HPC will be subsidised through a 35 year Contract for Difference (CfDs), which is index-linked and set at £92.50/MWh, more than twice the current wholesale price of electricity (~£45/MWh). Moreover, according to calculations by the National Audit Office, the cost to consumers of the CfD subsidy has risen from £6.1bn to £29.7bn since the CFDs were agreed in 2013. The terms of the CfD are all in the favour of EDF. If for any reason, GB pulls out of the project or closes the plant down, GB consumers still have to make the payments to EDF. As well as paying for HPC’s subsidy through electricity bills, if the project goes ahead UK taxpayers are also facing the possibility that they will have to pay for any cost overruns in nuclear waste management and decommissioning from the plant. In addition, the Government has provided loan guarantees worth £2bn.

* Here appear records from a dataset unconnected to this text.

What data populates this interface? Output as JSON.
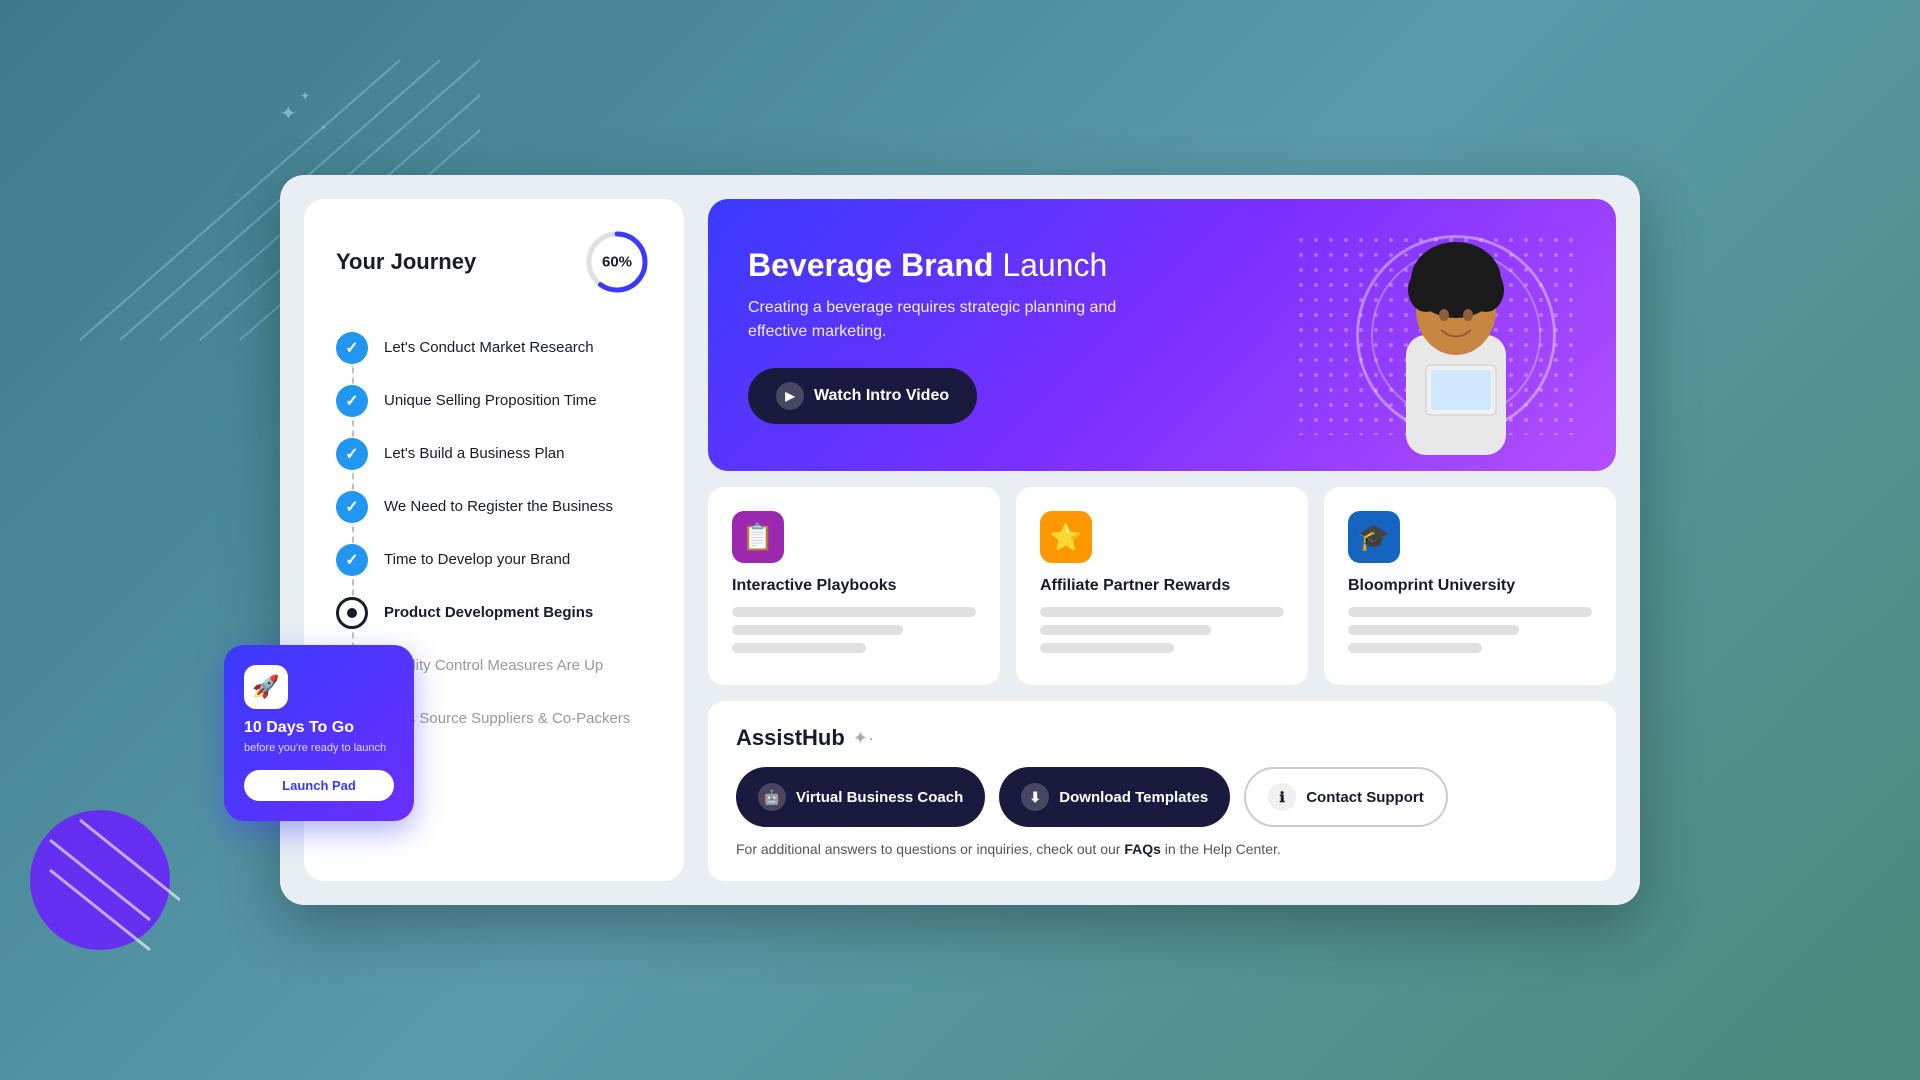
{
  "page": {
    "bg_color": "#4a8a9a"
  },
  "left_panel": {
    "title": "Your Journey",
    "progress": {
      "percent": 60,
      "label": "60%"
    },
    "items": [
      {
        "label": "Let's Conduct Market Research",
        "status": "completed"
      },
      {
        "label": "Unique Selling Proposition Time",
        "status": "completed"
      },
      {
        "label": "Let's Build a Business Plan",
        "status": "completed"
      },
      {
        "label": "We Need to Register the Business",
        "status": "completed"
      },
      {
        "label": "Time to Develop your Brand",
        "status": "completed"
      },
      {
        "label": "Product Development Begins",
        "status": "current"
      },
      {
        "label": "Quality Control Measures Are Up",
        "status": "pending"
      },
      {
        "label": "Let's Source Suppliers & Co-Packers",
        "status": "pending"
      }
    ]
  },
  "hero": {
    "title_bold": "Beverage Brand",
    "title_rest": " Launch",
    "description": "Creating a beverage requires strategic planning and effective marketing.",
    "watch_btn_label": "Watch Intro Video"
  },
  "feature_cards": [
    {
      "id": "interactive-playbooks",
      "title": "Interactive Playbooks",
      "icon": "📋",
      "icon_style": "purple"
    },
    {
      "id": "affiliate-partner-rewards",
      "title": "Affiliate Partner Rewards",
      "icon": "⭐",
      "icon_style": "amber"
    },
    {
      "id": "bloomprint-university",
      "title": "Bloomprint University",
      "icon": "🎓",
      "icon_style": "blue"
    }
  ],
  "assist_hub": {
    "title_bold": "Assist",
    "title_rest": "Hub",
    "sparkle": "✦·",
    "buttons": [
      {
        "id": "virtual-coach",
        "label": "Virtual Business Coach",
        "icon": "🤖",
        "style": "primary"
      },
      {
        "id": "download-templates",
        "label": "Download Templates",
        "icon": "⬇",
        "style": "primary"
      },
      {
        "id": "contact-support",
        "label": "Contact Support",
        "icon": "ℹ",
        "style": "outline"
      }
    ],
    "footer_text": "For additional answers to questions or inquiries, check out our ",
    "footer_link": "FAQs",
    "footer_rest": " in the Help Center."
  },
  "launch_pad": {
    "icon": "🚀",
    "title": "10 Days To Go",
    "subtitle": "before you're ready to launch",
    "btn_label": "Launch Pad"
  }
}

However, it is not just GB customers that are concerned. The NAO shows that construction costs have risen from the original estimates and now stand at around £24.5bn if financing costs are included. Given that GB customers are going to hand over nearly £30bn one might think that the £5bn gap between the two figures is good news for France. However, the experience of building two identical reactors to HPC at Olkiluoto in Finland and Flamanville in France show the huge potential for the project costs to escalate even more, and for the construction process to overrun by years. In this situation, unless a deal we don’t know about has been made with the GB government, it would be France (whether shareholders or general tax payers or electricity users) that have to pay for costs above the £30 bn. Even despite the underwriting and guarantees provided by the UK Government, EDF’s own workers are trying to stop construction of the plant because of the financial risks it poses for the company.

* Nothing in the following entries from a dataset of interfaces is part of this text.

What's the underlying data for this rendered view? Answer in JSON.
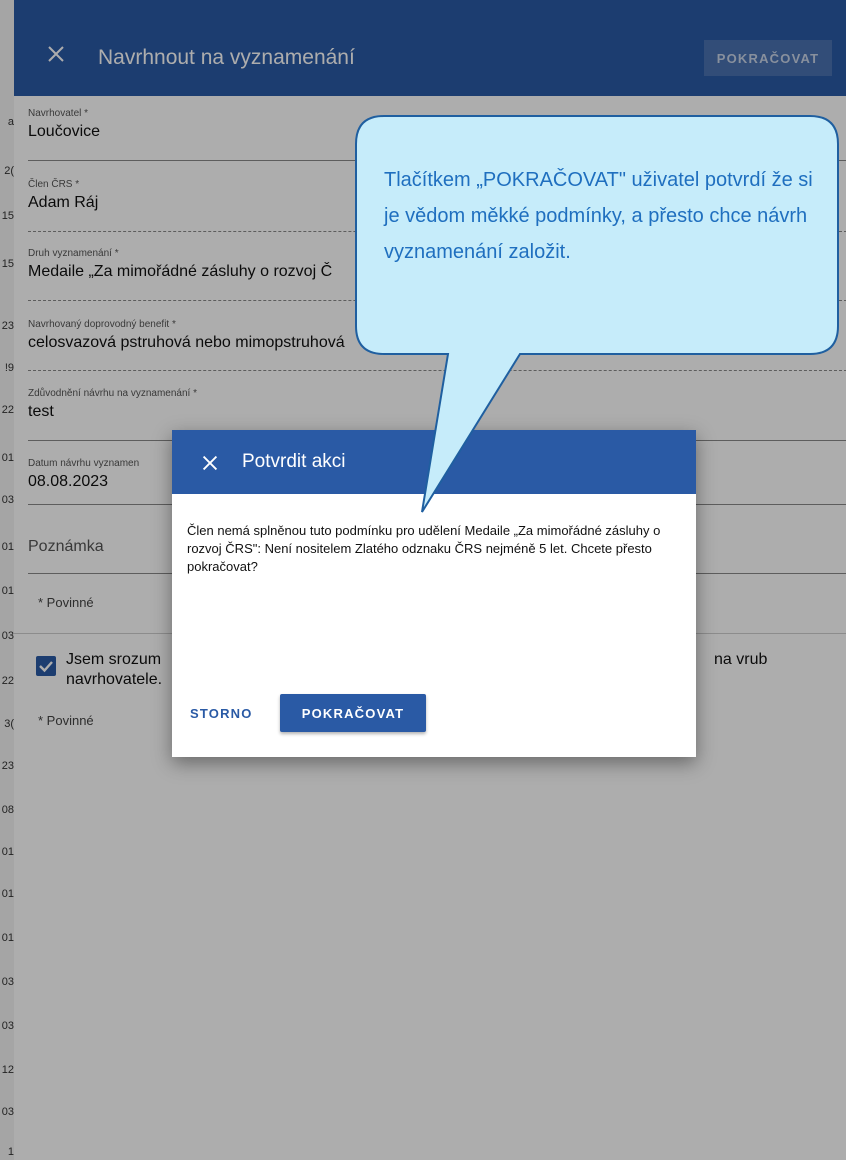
{
  "edge_digits": [
    "a",
    "2(",
    "15",
    "15",
    "23",
    "!9",
    "22",
    "01",
    "03",
    "01",
    "01",
    "03",
    "22",
    "3(",
    "23",
    "08",
    "01",
    "01",
    "01",
    "03",
    "03",
    "12",
    "03",
    "1"
  ],
  "form": {
    "title": "Navrhnout na vyznamenání",
    "continue_label": "POKRAČOVAT",
    "close_icon": "close-icon",
    "fields": {
      "navrhovatel": {
        "label": "Navrhovatel *",
        "value": "Loučovice"
      },
      "clen": {
        "label": "Člen ČRS *",
        "value": "Adam Ráj"
      },
      "druh": {
        "label": "Druh vyznamenání *",
        "value": "Medaile „Za mimořádné zásluhy o rozvoj Č"
      },
      "benefit": {
        "label": "Navrhovaný doprovodný benefit *",
        "value": "celosvazová pstruhová nebo mimopstruhová"
      },
      "zduvodneni": {
        "label": "Zdůvodnění návrhu na vyznamenání *",
        "value": "test"
      },
      "datum": {
        "label": "Datum návrhu vyznamen",
        "value": "08.08.2023"
      }
    },
    "note_label": "Poznámka",
    "required_1": "* Povinné",
    "checkbox_text_1": "Jsem srozum",
    "checkbox_text_1b": "na vrub",
    "checkbox_text_2": "navrhovatele.",
    "required_2": "* Povinné"
  },
  "modal": {
    "title": "Potvrdit akci",
    "close_icon": "close-icon",
    "message": "Člen nemá splněnou tuto podmínku pro udělení Medaile „Za mimořádné zásluhy o rozvoj ČRS\": Není nositelem Zlatého odznaku ČRS nejméně 5 let. Chcete přesto pokračovat?",
    "cancel_label": "STORNO",
    "confirm_label": "POKRAČOVAT"
  },
  "callout": {
    "text": "Tlačítkem „POKRAČOVAT\" uživatel potvrdí že si je vědom měkké podmínky, a přesto chce návrh vyznamenání založit."
  },
  "colors": {
    "primary": "#2a5aa5",
    "callout_fill": "#c6ecfa",
    "callout_border": "#1f5fa0",
    "callout_text": "#1f6fbf"
  }
}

The power plant is expected online, at best, in 2025. However, onshore wind and large scale solar are already competitive against nuclear, and increasingly so against gas. Offshore wind would also be cheaper than nuclear if they received a 35 year contract like HPC, rather than their own 15 years. And Dong has announced a price of 72.7 Euros/MWh (about £60/MWh (depending on exchange rate)) for their Dutch offshore wind farm. Small scale photovoltaic solar is also becoming competitive, hence the huge uptake in small scale solar PV in GB. Furthermore, the demand side would be even cheaper if included in markets on an equal basis with supply. Using the £30bn for a rolling German kfW-type energy efficiency scheme would permanently bring down total energy demand; bring down customer bills, and make customer homes more comfortable. Decarbonising GB and the world is cheaper and easier (because less gases will have been emitted), the quicker we start. Waiting until 2025 for HPC at best, when all these other options would be quicker and cheaper, does not make obvious policy sense.
So EDF’s decision to support it is not good news for those who want a sustainable secure and affordable energy system; for those who argue that customer involvement is essential for the move to a sustainable energy system; for those who want more control over their lives; and for those who genuinely want prosperity spread through Britain.

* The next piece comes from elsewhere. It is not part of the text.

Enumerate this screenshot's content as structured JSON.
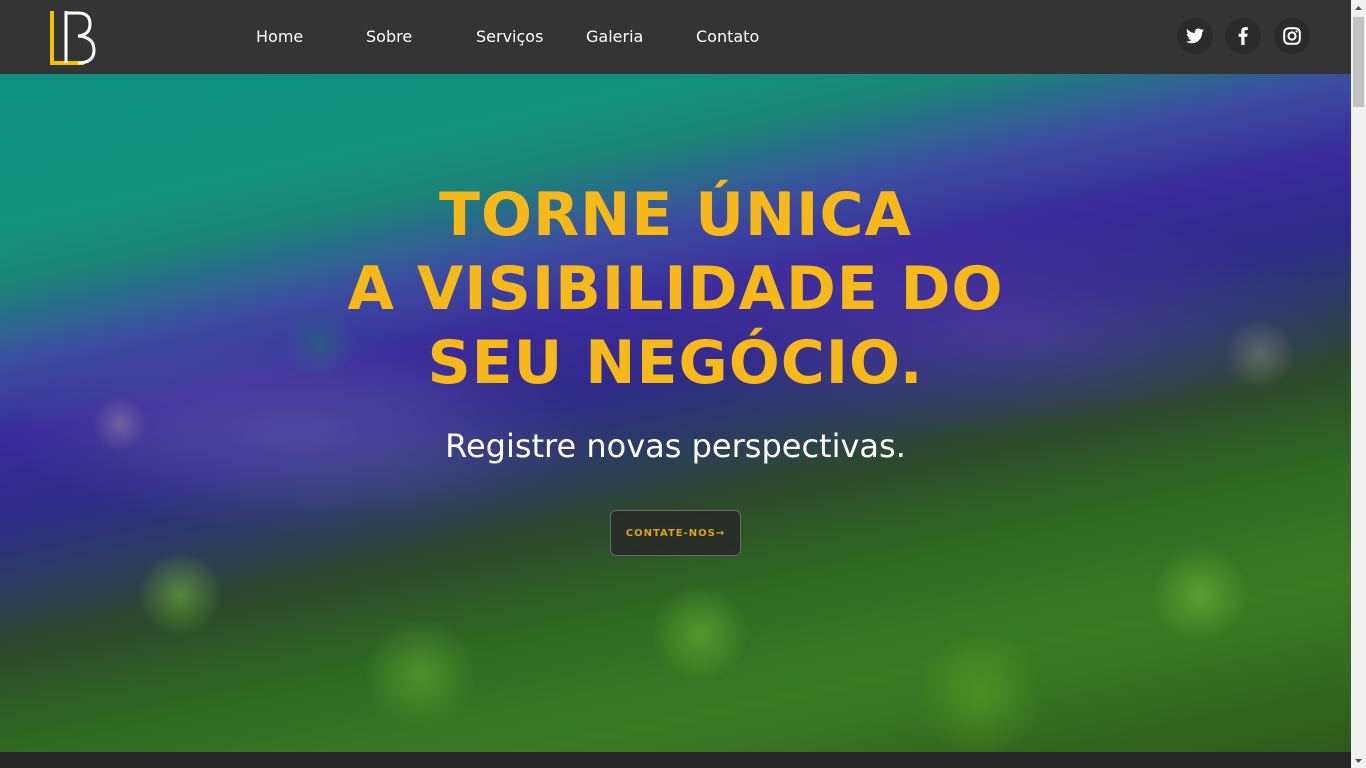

However, the Government’s decision to think carefully about it is good news – particularly if it comes to the conclusion that a green industrial policy which encourages a ‘virtuous’ economic cycle for the GB economy would not be one which supported HPC.